Task to carry out: Lines holding the word "Sprint" are the ones to copy from the data below.

>>>

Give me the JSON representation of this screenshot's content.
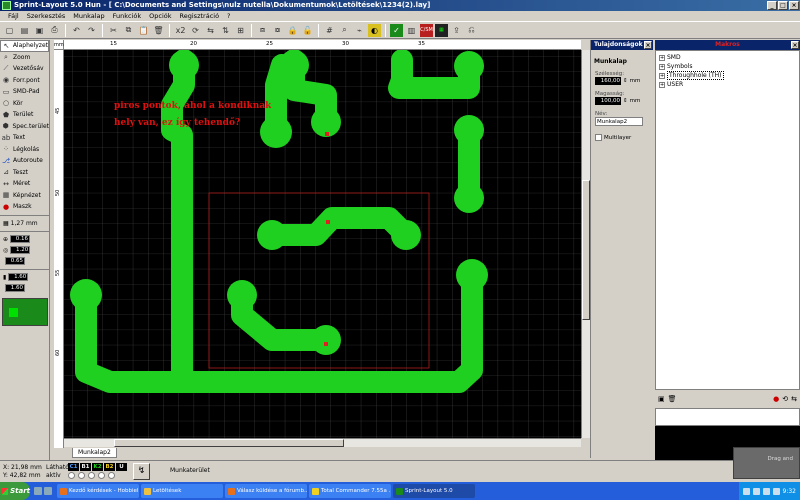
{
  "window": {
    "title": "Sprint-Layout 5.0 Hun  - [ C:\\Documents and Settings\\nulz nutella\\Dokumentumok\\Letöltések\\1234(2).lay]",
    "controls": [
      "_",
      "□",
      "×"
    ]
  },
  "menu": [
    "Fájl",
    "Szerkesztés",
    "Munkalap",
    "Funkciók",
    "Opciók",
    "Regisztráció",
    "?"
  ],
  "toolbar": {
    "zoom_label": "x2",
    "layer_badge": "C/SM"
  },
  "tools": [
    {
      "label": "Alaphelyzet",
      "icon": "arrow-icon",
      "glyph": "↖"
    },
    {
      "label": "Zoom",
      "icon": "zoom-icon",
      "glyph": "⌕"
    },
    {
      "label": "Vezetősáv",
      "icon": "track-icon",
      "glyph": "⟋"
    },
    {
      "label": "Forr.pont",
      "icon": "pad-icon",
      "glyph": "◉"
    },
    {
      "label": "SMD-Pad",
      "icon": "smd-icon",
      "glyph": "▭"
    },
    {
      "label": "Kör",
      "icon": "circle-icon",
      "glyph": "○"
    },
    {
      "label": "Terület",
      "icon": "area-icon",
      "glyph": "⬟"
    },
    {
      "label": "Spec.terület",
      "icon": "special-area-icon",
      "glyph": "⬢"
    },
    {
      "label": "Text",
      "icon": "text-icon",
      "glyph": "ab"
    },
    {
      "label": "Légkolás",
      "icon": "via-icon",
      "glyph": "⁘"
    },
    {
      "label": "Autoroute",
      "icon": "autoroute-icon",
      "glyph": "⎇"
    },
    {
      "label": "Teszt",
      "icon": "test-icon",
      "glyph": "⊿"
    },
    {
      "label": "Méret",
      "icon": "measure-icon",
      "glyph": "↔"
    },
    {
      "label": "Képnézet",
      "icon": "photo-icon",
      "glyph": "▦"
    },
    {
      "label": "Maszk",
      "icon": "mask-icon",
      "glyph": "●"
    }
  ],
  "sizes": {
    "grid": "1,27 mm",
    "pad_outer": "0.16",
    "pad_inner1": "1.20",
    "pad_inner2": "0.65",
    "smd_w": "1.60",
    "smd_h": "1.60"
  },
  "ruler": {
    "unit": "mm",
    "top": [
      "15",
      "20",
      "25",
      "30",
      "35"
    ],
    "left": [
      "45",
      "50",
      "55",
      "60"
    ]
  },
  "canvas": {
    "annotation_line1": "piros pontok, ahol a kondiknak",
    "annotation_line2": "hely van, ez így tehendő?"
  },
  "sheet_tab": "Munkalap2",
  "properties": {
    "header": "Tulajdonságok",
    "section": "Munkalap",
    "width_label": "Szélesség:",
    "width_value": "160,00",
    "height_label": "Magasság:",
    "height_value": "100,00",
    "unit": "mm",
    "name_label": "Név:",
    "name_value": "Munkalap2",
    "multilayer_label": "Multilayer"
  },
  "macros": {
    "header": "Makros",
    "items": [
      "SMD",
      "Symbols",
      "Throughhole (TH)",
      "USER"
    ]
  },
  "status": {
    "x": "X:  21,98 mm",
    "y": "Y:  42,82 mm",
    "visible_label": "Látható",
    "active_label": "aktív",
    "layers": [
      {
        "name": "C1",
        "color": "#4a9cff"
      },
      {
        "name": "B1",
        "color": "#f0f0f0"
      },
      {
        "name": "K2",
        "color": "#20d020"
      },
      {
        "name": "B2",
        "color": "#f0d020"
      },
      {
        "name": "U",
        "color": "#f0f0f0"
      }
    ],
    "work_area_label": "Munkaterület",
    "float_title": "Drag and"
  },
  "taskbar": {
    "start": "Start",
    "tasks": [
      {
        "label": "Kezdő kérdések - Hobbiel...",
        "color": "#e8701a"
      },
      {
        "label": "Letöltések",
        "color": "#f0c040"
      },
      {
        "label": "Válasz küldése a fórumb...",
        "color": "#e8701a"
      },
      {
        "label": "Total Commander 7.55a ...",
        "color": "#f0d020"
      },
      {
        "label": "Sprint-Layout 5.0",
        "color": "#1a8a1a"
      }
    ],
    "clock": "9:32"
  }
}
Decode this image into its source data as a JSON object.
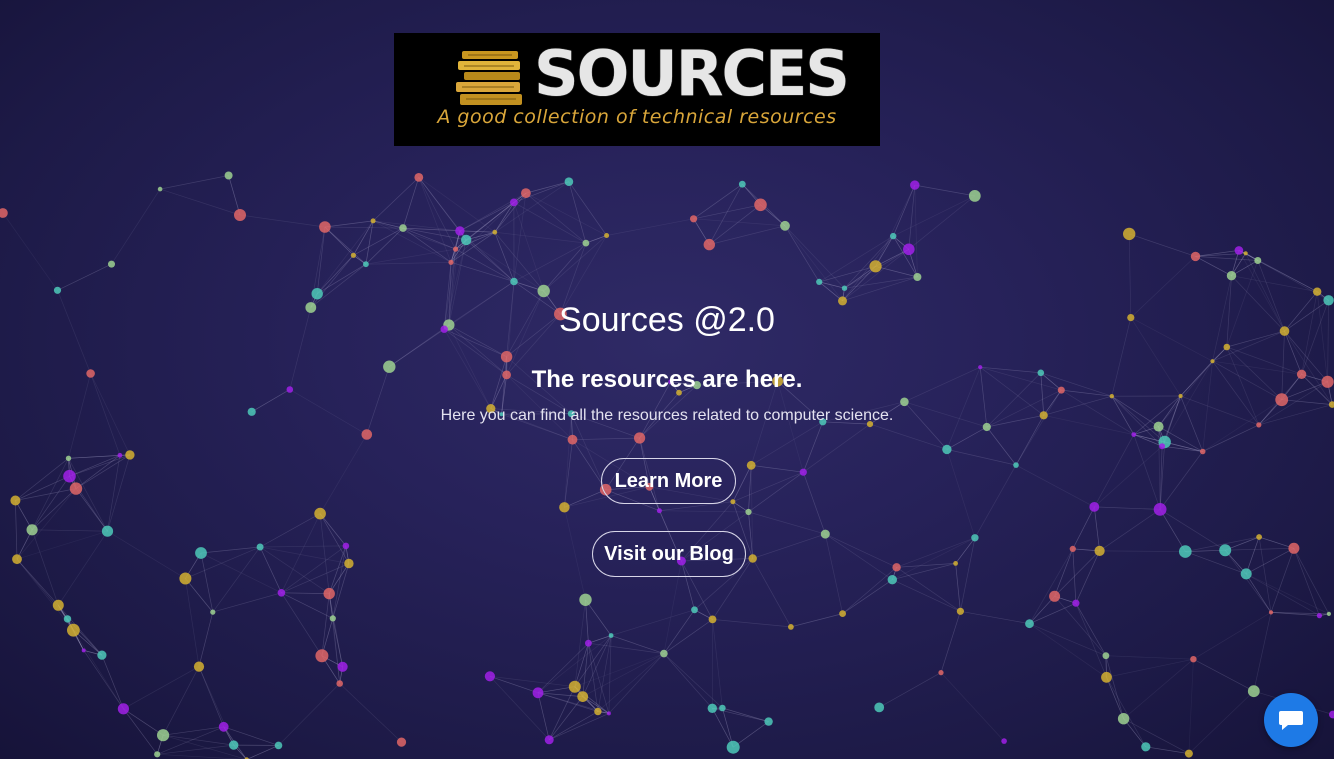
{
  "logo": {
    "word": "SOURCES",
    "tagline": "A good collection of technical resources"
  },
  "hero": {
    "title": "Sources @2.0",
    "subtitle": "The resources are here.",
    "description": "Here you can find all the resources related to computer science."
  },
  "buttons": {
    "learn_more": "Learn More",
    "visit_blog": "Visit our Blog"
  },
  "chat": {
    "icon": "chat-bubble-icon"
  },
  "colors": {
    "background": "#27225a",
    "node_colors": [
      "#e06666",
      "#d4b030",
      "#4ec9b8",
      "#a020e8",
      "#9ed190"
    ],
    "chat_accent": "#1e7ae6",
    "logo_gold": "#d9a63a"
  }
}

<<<

Response:
    "title": "Sprint-Layout 5.0 Hun  - [ C:\\Documents and Settings\\nulz nutella\\Dokumentumok\\Letöltések\\1234(2).lay]",
        "label": "Sprint-Layout 5.0",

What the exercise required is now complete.